Heavily influenced by both film and photography, artist Ethan Murrow creates grandiose theatrical narratives manifested as large-scale graphite drawings. The artworks are populated with adventurers, inventors and dreamers, in what Winston Wachter gallery calls “characters as outrageous innovators and absurd explorers capturing a sense of adventure, satire, fun and defeat.” Murrow’s latest works involve a series of drawings set in different American states for his show State Flag currently at Winston Wachter in New York through May 2014. You can see much more of his work here and on his website. (via Illusion)
Self-taught photographer Darren Moore creates ethereal black and white landscapes using a method called daytime long exposure, where a special filters are attached to a camera lens to reduce the amount of light. These neutral density filters allow for the shutter to open for extended periods of time in broad daylight, from 30 seconds to upward of 15 minutes for a single exposure. Moore shoots mostly in locations around England, where he frequently visits causeways, breakwaters, shipwrecks, and other features along the shore.

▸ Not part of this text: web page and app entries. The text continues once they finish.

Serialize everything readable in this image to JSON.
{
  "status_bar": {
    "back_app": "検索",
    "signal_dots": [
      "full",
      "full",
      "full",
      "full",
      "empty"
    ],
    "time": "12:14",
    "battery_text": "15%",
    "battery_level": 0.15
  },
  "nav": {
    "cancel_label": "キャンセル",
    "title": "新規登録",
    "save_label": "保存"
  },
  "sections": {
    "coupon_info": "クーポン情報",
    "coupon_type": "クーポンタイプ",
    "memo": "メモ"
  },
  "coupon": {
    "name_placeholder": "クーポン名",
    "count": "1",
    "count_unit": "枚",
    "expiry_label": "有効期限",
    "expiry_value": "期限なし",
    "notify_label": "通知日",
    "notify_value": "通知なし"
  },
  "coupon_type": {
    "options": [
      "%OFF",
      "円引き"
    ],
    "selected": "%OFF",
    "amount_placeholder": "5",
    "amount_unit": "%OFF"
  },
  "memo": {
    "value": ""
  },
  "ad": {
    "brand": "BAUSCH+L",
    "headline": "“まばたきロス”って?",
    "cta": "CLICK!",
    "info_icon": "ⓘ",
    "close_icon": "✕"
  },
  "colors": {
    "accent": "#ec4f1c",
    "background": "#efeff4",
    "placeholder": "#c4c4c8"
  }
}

The plume from an exploding bomb. Black and white flowers. X-Rays of a human brain cortex. These all seem like valid guesses when looking at this new series of photos by Fabian Oefner (previously here, here, here), but the truth is more amazing: it’s fire. To create the photos Oefner added a few drops of alcohol into a large glass vessel and waited for the fumes to fill the void. He then ignited the gas and managed to capture these fleeting images as the fire consumed the interior of the vessel. You can see more plus a brief video here.